Work task: Below are the records; collect from them each line containing the string "JSON".

Supplied data:

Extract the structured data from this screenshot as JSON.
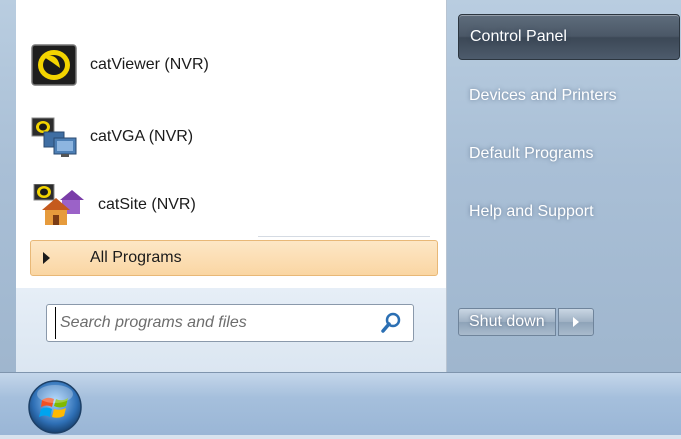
{
  "programs": [
    {
      "label": "catViewer (NVR)",
      "icon": "cat-viewer-icon"
    },
    {
      "label": "catVGA (NVR)",
      "icon": "cat-vga-icon"
    },
    {
      "label": "catSite (NVR)",
      "icon": "cat-site-icon"
    }
  ],
  "all_programs": {
    "label": "All Programs",
    "icon": "right-arrow-icon"
  },
  "search": {
    "placeholder": "Search programs and files",
    "value": "",
    "icon": "magnifier-icon"
  },
  "right_menu": [
    {
      "label": "Control Panel",
      "highlighted": true
    },
    {
      "label": "Devices and Printers"
    },
    {
      "label": "Default Programs"
    },
    {
      "label": "Help and Support"
    }
  ],
  "shutdown": {
    "label": "Shut down",
    "more_icon": "arrow-right-icon"
  },
  "taskbar": {
    "start_icon": "windows-orb-icon"
  },
  "colors": {
    "highlight": "#fad6a3",
    "glass": "#a9bfd6",
    "selected": "#4b5867"
  }
}
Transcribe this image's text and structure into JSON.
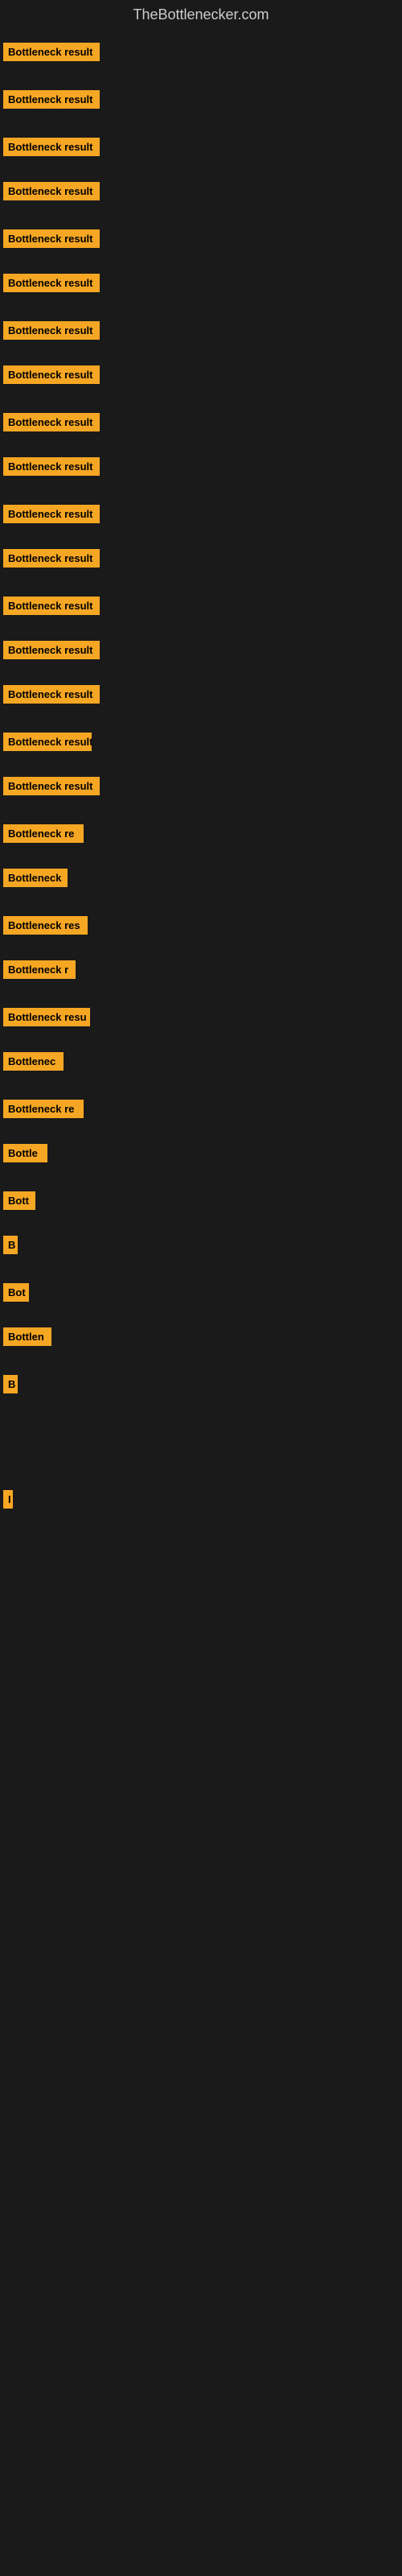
{
  "site": {
    "title": "TheBottlenecker.com"
  },
  "bars": [
    {
      "label": "Bottleneck result",
      "width": 120,
      "marginTop": 8
    },
    {
      "label": "Bottleneck result",
      "width": 120,
      "marginTop": 18
    },
    {
      "label": "Bottleneck result",
      "width": 120,
      "marginTop": 18
    },
    {
      "label": "Bottleneck result",
      "width": 120,
      "marginTop": 14
    },
    {
      "label": "Bottleneck result",
      "width": 120,
      "marginTop": 18
    },
    {
      "label": "Bottleneck result",
      "width": 120,
      "marginTop": 14
    },
    {
      "label": "Bottleneck result",
      "width": 120,
      "marginTop": 18
    },
    {
      "label": "Bottleneck result",
      "width": 120,
      "marginTop": 14
    },
    {
      "label": "Bottleneck result",
      "width": 120,
      "marginTop": 18
    },
    {
      "label": "Bottleneck result",
      "width": 120,
      "marginTop": 14
    },
    {
      "label": "Bottleneck result",
      "width": 120,
      "marginTop": 18
    },
    {
      "label": "Bottleneck result",
      "width": 120,
      "marginTop": 14
    },
    {
      "label": "Bottleneck result",
      "width": 120,
      "marginTop": 18
    },
    {
      "label": "Bottleneck result",
      "width": 120,
      "marginTop": 14
    },
    {
      "label": "Bottleneck result",
      "width": 120,
      "marginTop": 14
    },
    {
      "label": "Bottleneck result",
      "width": 110,
      "marginTop": 18
    },
    {
      "label": "Bottleneck result",
      "width": 120,
      "marginTop": 14
    },
    {
      "label": "Bottleneck re",
      "width": 100,
      "marginTop": 18
    },
    {
      "label": "Bottleneck",
      "width": 80,
      "marginTop": 14
    },
    {
      "label": "Bottleneck res",
      "width": 105,
      "marginTop": 18
    },
    {
      "label": "Bottleneck r",
      "width": 90,
      "marginTop": 14
    },
    {
      "label": "Bottleneck resu",
      "width": 108,
      "marginTop": 18
    },
    {
      "label": "Bottlenec",
      "width": 75,
      "marginTop": 14
    },
    {
      "label": "Bottleneck re",
      "width": 100,
      "marginTop": 18
    },
    {
      "label": "Bottle",
      "width": 55,
      "marginTop": 14
    },
    {
      "label": "Bott",
      "width": 40,
      "marginTop": 18
    },
    {
      "label": "B",
      "width": 18,
      "marginTop": 14
    },
    {
      "label": "Bot",
      "width": 32,
      "marginTop": 18
    },
    {
      "label": "Bottlen",
      "width": 60,
      "marginTop": 14
    },
    {
      "label": "B",
      "width": 18,
      "marginTop": 18
    },
    {
      "label": "",
      "width": 0,
      "marginTop": 40
    },
    {
      "label": "",
      "width": 0,
      "marginTop": 40
    },
    {
      "label": "I",
      "width": 10,
      "marginTop": 18
    },
    {
      "label": "",
      "width": 0,
      "marginTop": 60
    },
    {
      "label": "",
      "width": 0,
      "marginTop": 60
    },
    {
      "label": "",
      "width": 0,
      "marginTop": 60
    }
  ]
}
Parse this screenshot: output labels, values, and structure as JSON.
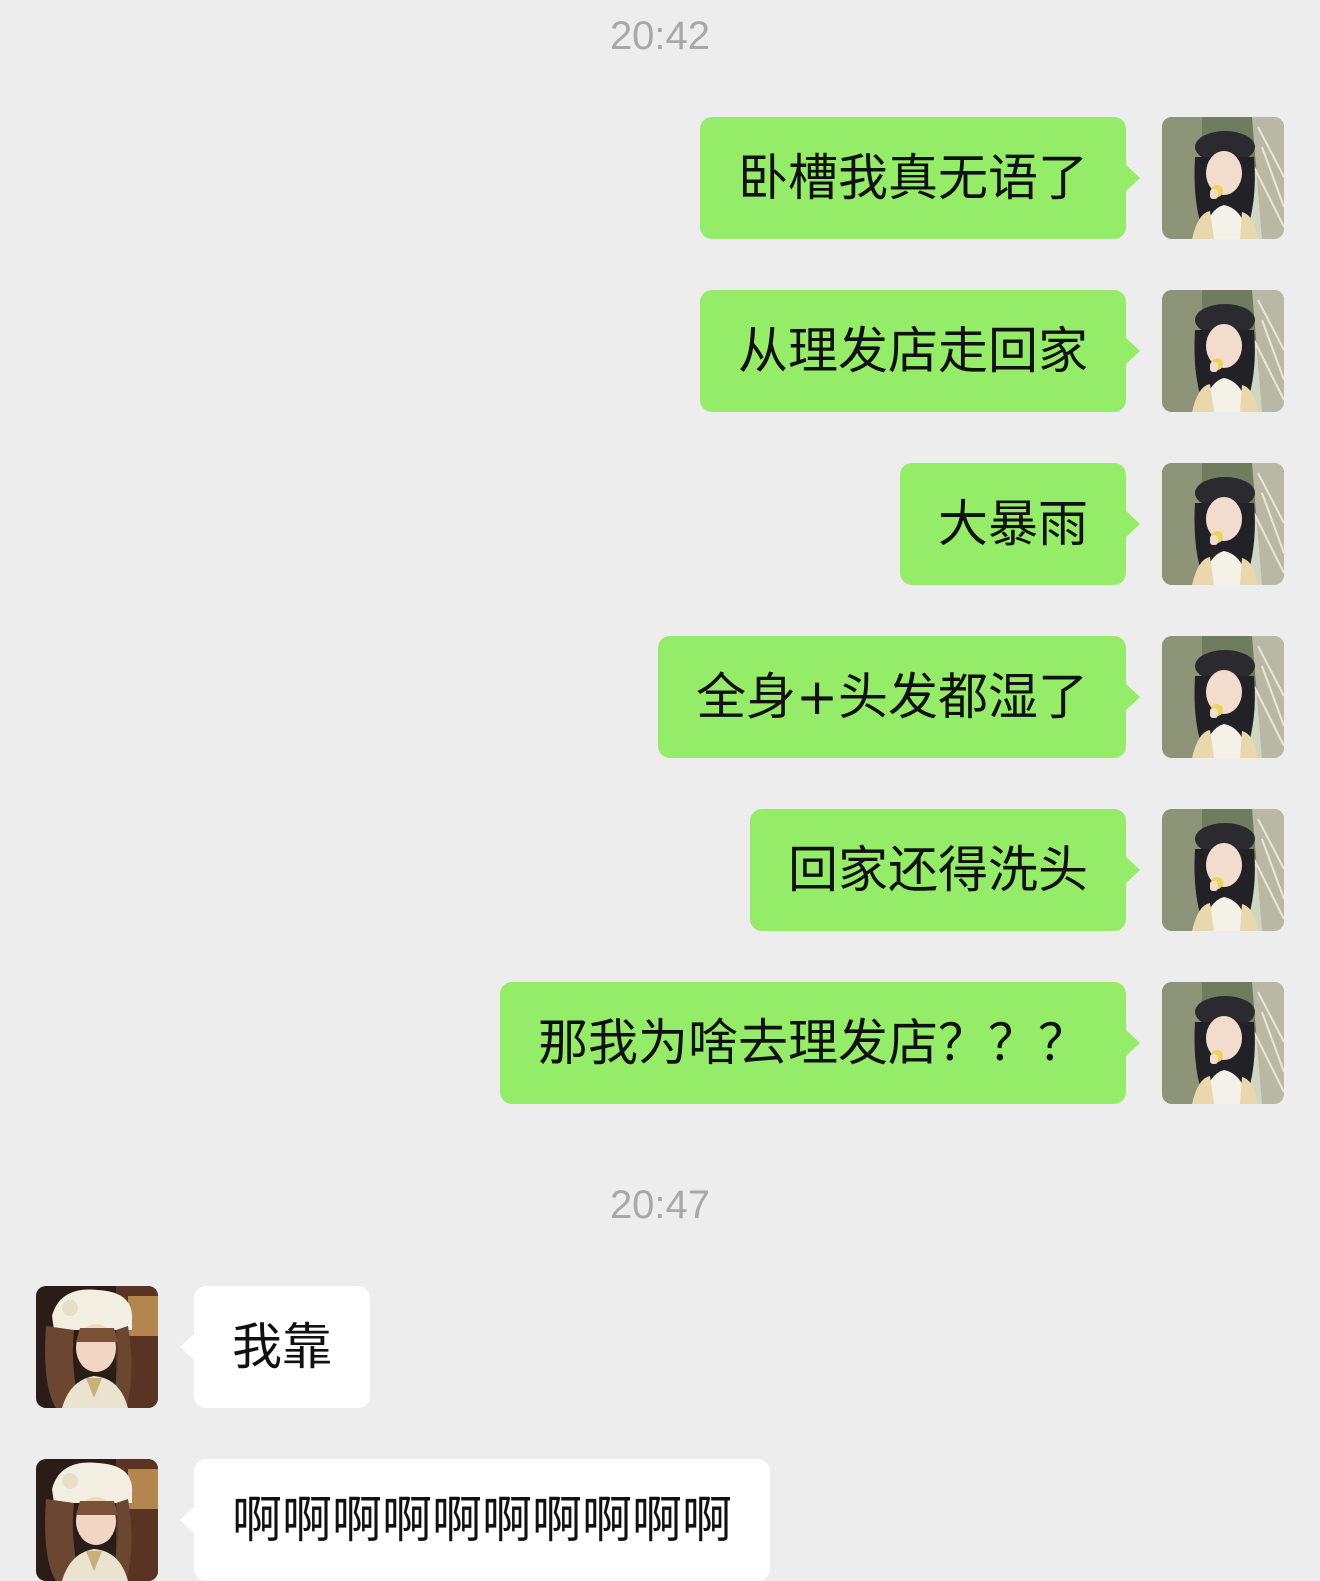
{
  "colors": {
    "background": "#ededed",
    "outgoing_bubble": "#95ec69",
    "incoming_bubble": "#ffffff",
    "timestamp_text": "#a8a8a8"
  },
  "timestamps": [
    "20:42",
    "20:47"
  ],
  "outgoing_messages": [
    {
      "text": "卧槽我真无语了",
      "avatar": "self-avatar-girl-dark-hat"
    },
    {
      "text": "从理发店走回家",
      "avatar": "self-avatar-girl-dark-hat"
    },
    {
      "text": "大暴雨",
      "avatar": "self-avatar-girl-dark-hat"
    },
    {
      "text": "全身+头发都湿了",
      "avatar": "self-avatar-girl-dark-hat"
    },
    {
      "text": "回家还得洗头",
      "avatar": "self-avatar-girl-dark-hat"
    },
    {
      "text": "那我为啥去理发店？？？",
      "avatar": "self-avatar-girl-dark-hat"
    }
  ],
  "incoming_messages": [
    {
      "text": "我靠",
      "avatar": "contact-avatar-girl-white-hat"
    },
    {
      "text": "啊啊啊啊啊啊啊啊啊啊",
      "avatar": "contact-avatar-girl-white-hat"
    }
  ]
}
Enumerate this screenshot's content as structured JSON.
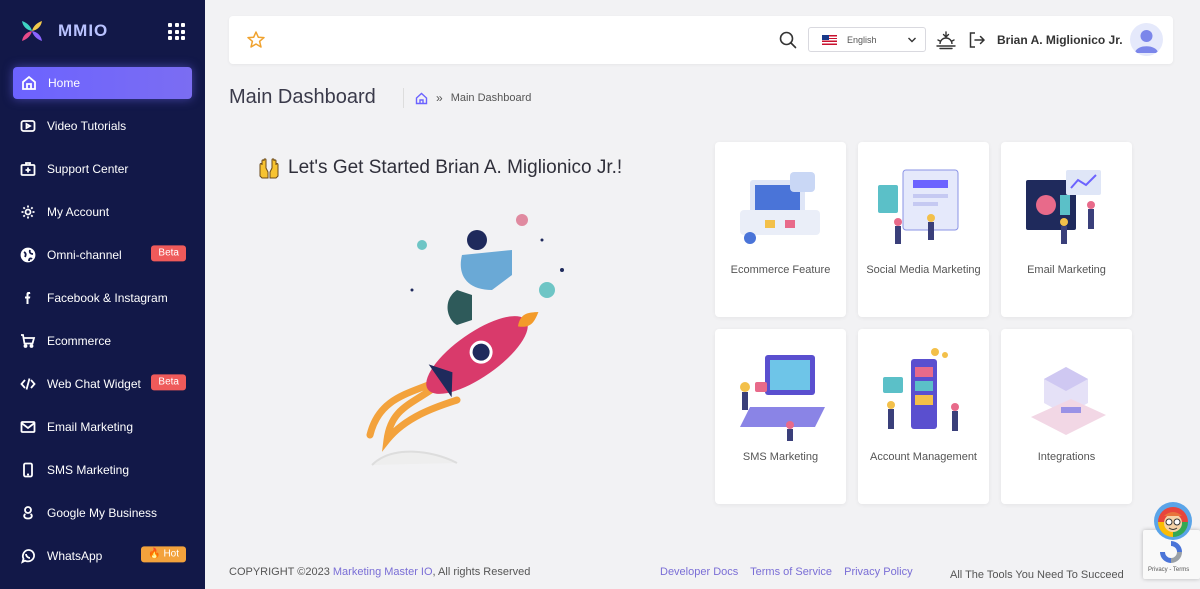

Task result:
Extract the structured data from this screenshot as JSON.
Transcribe this image's text and structure into JSON.
Parse this screenshot: output labels, values, and structure as JSON.
Enumerate this screenshot's content as structured JSON.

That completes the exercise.